The phone in my Westport counseling office started ringing the day after Hurricane Sandy. The storm and the massive damage left in its wake had pushed stress levels, already high from daily stressors, to a breaking point for many people. With the devastation to so many homes, power that would not be restored for days on end, and children unexpectedly home for a week and a half, many people felt like crying, “Uncle!” As a Fairfield resident and mother of three, I was not immune to the stress that was so negatively affecting my patients.
Stress has become all-too-familiar for many of us, although it may manifest itself differently in each of us: Some fear about the future, have trouble concentrating, have become irritable, depressed, or tearful. Many of my patients are having difficulty sleeping or are even experiencing physical symptoms like headaches, stomach aches, and fatigue. This is all normal following a major crisis, like Superstorm Sandy. But just because it’s normal doesn’t mean we have to live with it. There are several things you can do to help yourself to feel better.
Step One: Have a good cry.
If you feel like crying, give in to it and have a good cry. I promise you will feel better afterward. That’s because crying actually releases endorphins, which are linked to serotonin and dopamine, that have been found to physically alleviate stress, decrease anxiety, and help you to feel calmer.
Step Two: Call a Friend.
Talk. Vent. Share your frustrations and fears. Often, just giving voice to our feelings can help to vent them, helping us to feel calmer and more in control. Remember, children also feel stress, so encourage them to express their feelings and listen. Drawing and pretend play are two great opportunities to help kids express their feelings. Just getting it “out” can help them greatly.

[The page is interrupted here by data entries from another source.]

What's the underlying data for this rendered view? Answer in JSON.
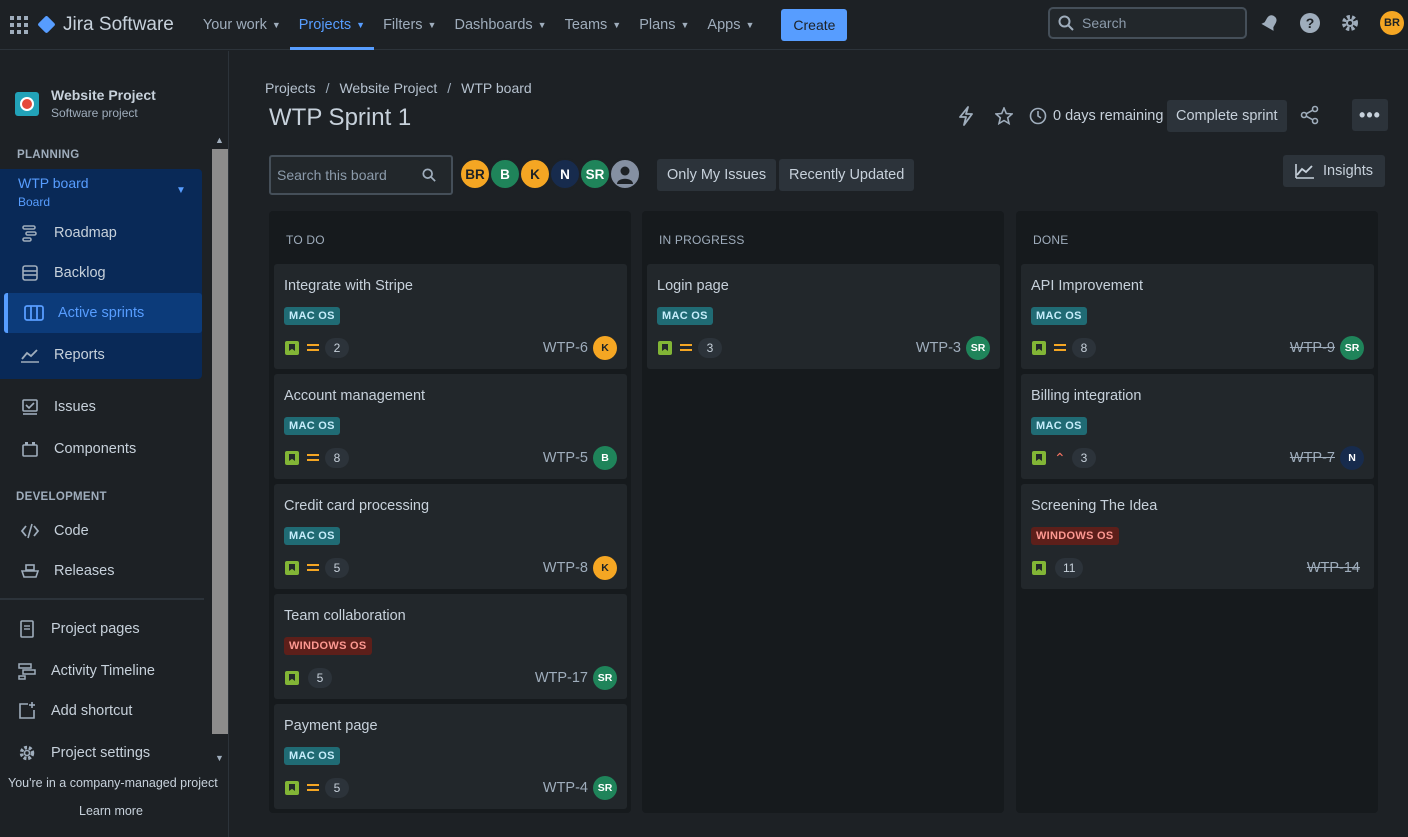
{
  "topnav": {
    "product": "Jira Software",
    "items": [
      {
        "label": "Your work"
      },
      {
        "label": "Projects"
      },
      {
        "label": "Filters"
      },
      {
        "label": "Dashboards"
      },
      {
        "label": "Teams"
      },
      {
        "label": "Plans"
      },
      {
        "label": "Apps"
      }
    ],
    "create_label": "Create",
    "search_placeholder": "Search",
    "user_initials": "BR"
  },
  "sidebar": {
    "project_name": "Website Project",
    "project_type": "Software project",
    "planning_label": "PLANNING",
    "board_name": "WTP board",
    "board_sub": "Board",
    "planning_items": [
      {
        "label": "Roadmap",
        "icon": "roadmap-icon"
      },
      {
        "label": "Backlog",
        "icon": "backlog-icon"
      },
      {
        "label": "Active sprints",
        "icon": "board-icon"
      },
      {
        "label": "Reports",
        "icon": "reports-icon"
      }
    ],
    "other_items": [
      {
        "label": "Issues",
        "icon": "issues-icon"
      },
      {
        "label": "Components",
        "icon": "components-icon"
      }
    ],
    "development_label": "DEVELOPMENT",
    "dev_items": [
      {
        "label": "Code",
        "icon": "code-icon"
      },
      {
        "label": "Releases",
        "icon": "releases-icon"
      }
    ],
    "bottom_items": [
      {
        "label": "Project pages",
        "icon": "page-icon"
      },
      {
        "label": "Activity Timeline",
        "icon": "timeline-icon"
      },
      {
        "label": "Add shortcut",
        "icon": "add-shortcut-icon"
      },
      {
        "label": "Project settings",
        "icon": "gear-icon"
      }
    ],
    "company_note": "You're in a company-managed project",
    "learn_more": "Learn more"
  },
  "main": {
    "breadcrumb": [
      "Projects",
      "Website Project",
      "WTP board"
    ],
    "title": "WTP Sprint 1",
    "days_remaining": "0 days remaining",
    "complete_sprint": "Complete sprint",
    "board_search_placeholder": "Search this board",
    "avatars": [
      {
        "initials": "BR",
        "color": "orange"
      },
      {
        "initials": "B",
        "color": "green"
      },
      {
        "initials": "K",
        "color": "orange"
      },
      {
        "initials": "N",
        "color": "navy"
      },
      {
        "initials": "SR",
        "color": "green"
      }
    ],
    "only_my_issues": "Only My Issues",
    "recently_updated": "Recently Updated",
    "insights": "Insights"
  },
  "columns": [
    {
      "title": "TO DO",
      "cards": [
        {
          "title": "Integrate with Stripe",
          "label": "MAC OS",
          "points": "2",
          "key": "WTP-6",
          "assignee": "K"
        },
        {
          "title": "Account management",
          "label": "MAC OS",
          "points": "8",
          "key": "WTP-5",
          "assignee": "B"
        },
        {
          "title": "Credit card processing",
          "label": "MAC OS",
          "points": "5",
          "key": "WTP-8",
          "assignee": "K"
        },
        {
          "title": "Team collaboration",
          "label": "WINDOWS OS",
          "points": "5",
          "key": "WTP-17",
          "assignee": "SR"
        },
        {
          "title": "Payment page",
          "label": "MAC OS",
          "points": "5",
          "key": "WTP-4",
          "assignee": "SR"
        }
      ]
    },
    {
      "title": "IN PROGRESS",
      "cards": [
        {
          "title": "Login page",
          "label": "MAC OS",
          "points": "3",
          "key": "WTP-3",
          "assignee": "SR"
        }
      ]
    },
    {
      "title": "DONE",
      "cards": [
        {
          "title": "API Improvement",
          "label": "MAC OS",
          "points": "8",
          "key": "WTP-9",
          "assignee": "SR"
        },
        {
          "title": "Billing integration",
          "label": "MAC OS",
          "points": "3",
          "key": "WTP-7",
          "assignee": "N"
        },
        {
          "title": "Screening The Idea",
          "label": "WINDOWS OS",
          "points": "11",
          "key": "WTP-14",
          "assignee": ""
        }
      ]
    }
  ],
  "colors": {
    "accent": "#579dff",
    "background": "#1d2125",
    "card": "#22272b",
    "column": "#161a1d"
  }
}
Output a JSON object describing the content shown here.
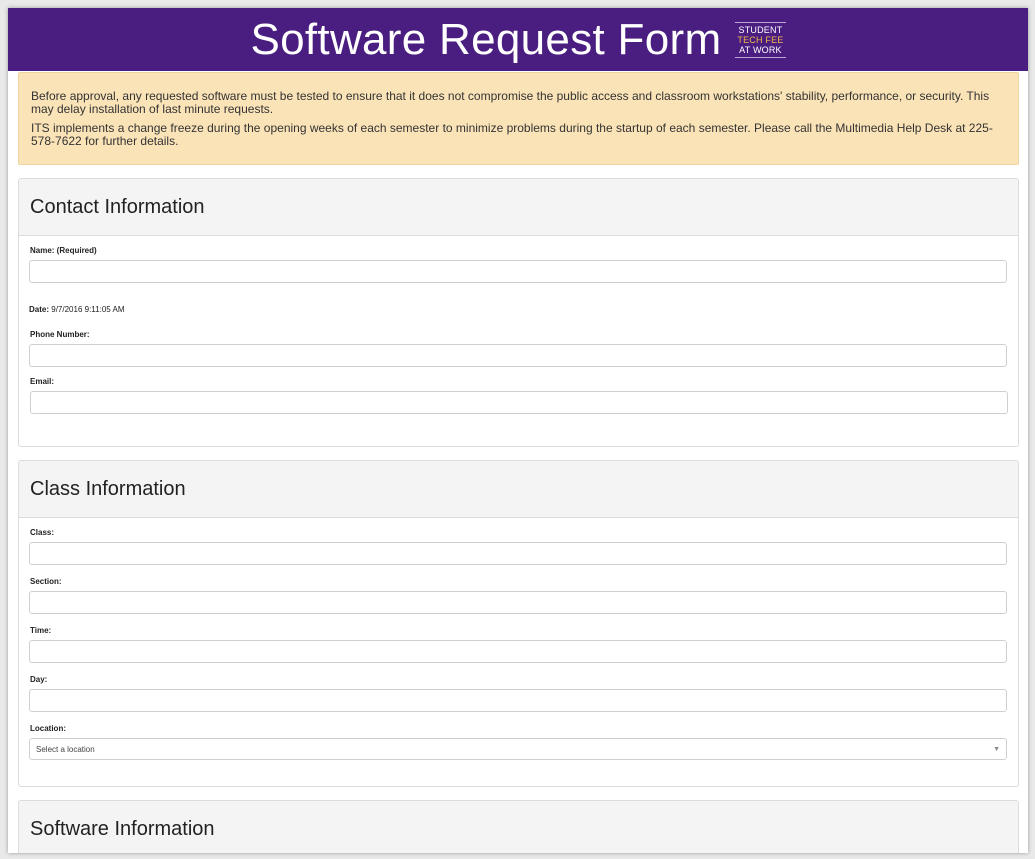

Step Three: Do Something You Enjoy.
Read a book, go to the movies, have lunch with a friend, go get a pedicure. What you do isn’t important. But taking care of yourself is. So find some time to do something that will give you pleasure and make you feel like your old self for a while.
Step Four: Take Care of Yourself.
Everything is easier when you have had enough sleep. So get enough sleep, try to eat well, and make time to exercise. When you are feeling well physically, you will find you are less affected by stresses, and are better able to help your loved ones as well. If you are having trouble sleeping, try getting exercise in the morning, and turn off the television at least an hour before bed. Remember that caffeine and alcohol can both interfere with sleep patterns, making it difficult to fall asleep or stay asleep.
Step Five: Step Away From the TV
The constant replaying on the news of events we find stressful, whether it’s the storm aftermath, politics, or anything else, just isn’t good for us—or for our kids. We don’t get any new information, and our fears and anxiety continue to climb as we stay stuck in the middle of a stressful situation. So take a walk, soak in the tub, or enjoy a quiet candlelight dinner with the family (even if you eat it on paper plates) and create a calm environment that will let you and those you love unwind.
Step Six: Do Something to Help
Donate food or clothing. Give blood. Volunteer your time to Sandy victims or to any cause you find near to your heart. Taking action will help you to feel more in control. And that feels good.
Sara Victor is a licensed clinical social worker specializing in family and individual counseling, infertility issues, parenting and chronic illness. She can be reached for more information or for appointments at firstname.lastname@example.org